# [WHAT YOU SHOULD DO]
Nothing in the records may be altered, and no picture may be included. Restate them in full.

# [Data records]

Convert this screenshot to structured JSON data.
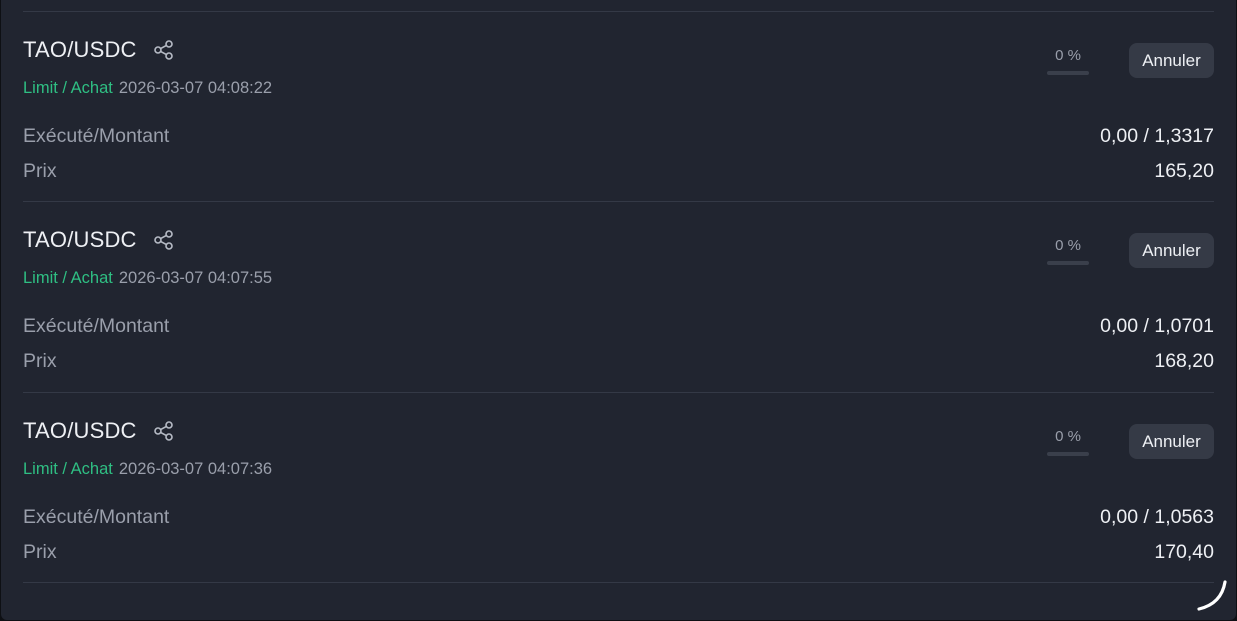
{
  "labels": {
    "executed_amount": "Exécuté/Montant",
    "price": "Prix",
    "cancel": "Annuler"
  },
  "colors": {
    "panel_bg": "#212530",
    "order_type": "#2fbf83",
    "muted_text": "#9a9fab",
    "primary_text": "#eef0f4",
    "button_bg": "#353a46"
  },
  "orders": [
    {
      "pair": "TAO/USDC",
      "type": "Limit / Achat",
      "date": "2026-03-07 04:08:22",
      "fill_percent": "0 %",
      "fill_fraction": 0,
      "executed_amount": "0,00 / 1,3317",
      "price": "165,20"
    },
    {
      "pair": "TAO/USDC",
      "type": "Limit / Achat",
      "date": "2026-03-07 04:07:55",
      "fill_percent": "0 %",
      "fill_fraction": 0,
      "executed_amount": "0,00 / 1,0701",
      "price": "168,20"
    },
    {
      "pair": "TAO/USDC",
      "type": "Limit / Achat",
      "date": "2026-03-07 04:07:36",
      "fill_percent": "0 %",
      "fill_fraction": 0,
      "executed_amount": "0,00 / 1,0563",
      "price": "170,40"
    }
  ],
  "icons": {
    "share": "share-icon",
    "loading": "loading-spinner-icon"
  }
}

# [ANSWER AREA]
Convert this screenshot to structured JSON data.
{
  "labels": {
    "executed_amount": "Exécuté/Montant",
    "price": "Prix",
    "cancel": "Annuler"
  },
  "colors": {
    "panel_bg": "#212530",
    "order_type": "#2fbf83",
    "muted_text": "#9a9fab",
    "primary_text": "#eef0f4",
    "button_bg": "#353a46"
  },
  "orders": [
    {
      "pair": "TAO/USDC",
      "type": "Limit / Achat",
      "date": "2026-03-07 04:08:22",
      "fill_percent": "0 %",
      "fill_fraction": 0,
      "executed_amount": "0,00 / 1,3317",
      "price": "165,20"
    },
    {
      "pair": "TAO/USDC",
      "type": "Limit / Achat",
      "date": "2026-03-07 04:07:55",
      "fill_percent": "0 %",
      "fill_fraction": 0,
      "executed_amount": "0,00 / 1,0701",
      "price": "168,20"
    },
    {
      "pair": "TAO/USDC",
      "type": "Limit / Achat",
      "date": "2026-03-07 04:07:36",
      "fill_percent": "0 %",
      "fill_fraction": 0,
      "executed_amount": "0,00 / 1,0563",
      "price": "170,40"
    }
  ],
  "icons": {
    "share": "share-icon",
    "loading": "loading-spinner-icon"
  }
}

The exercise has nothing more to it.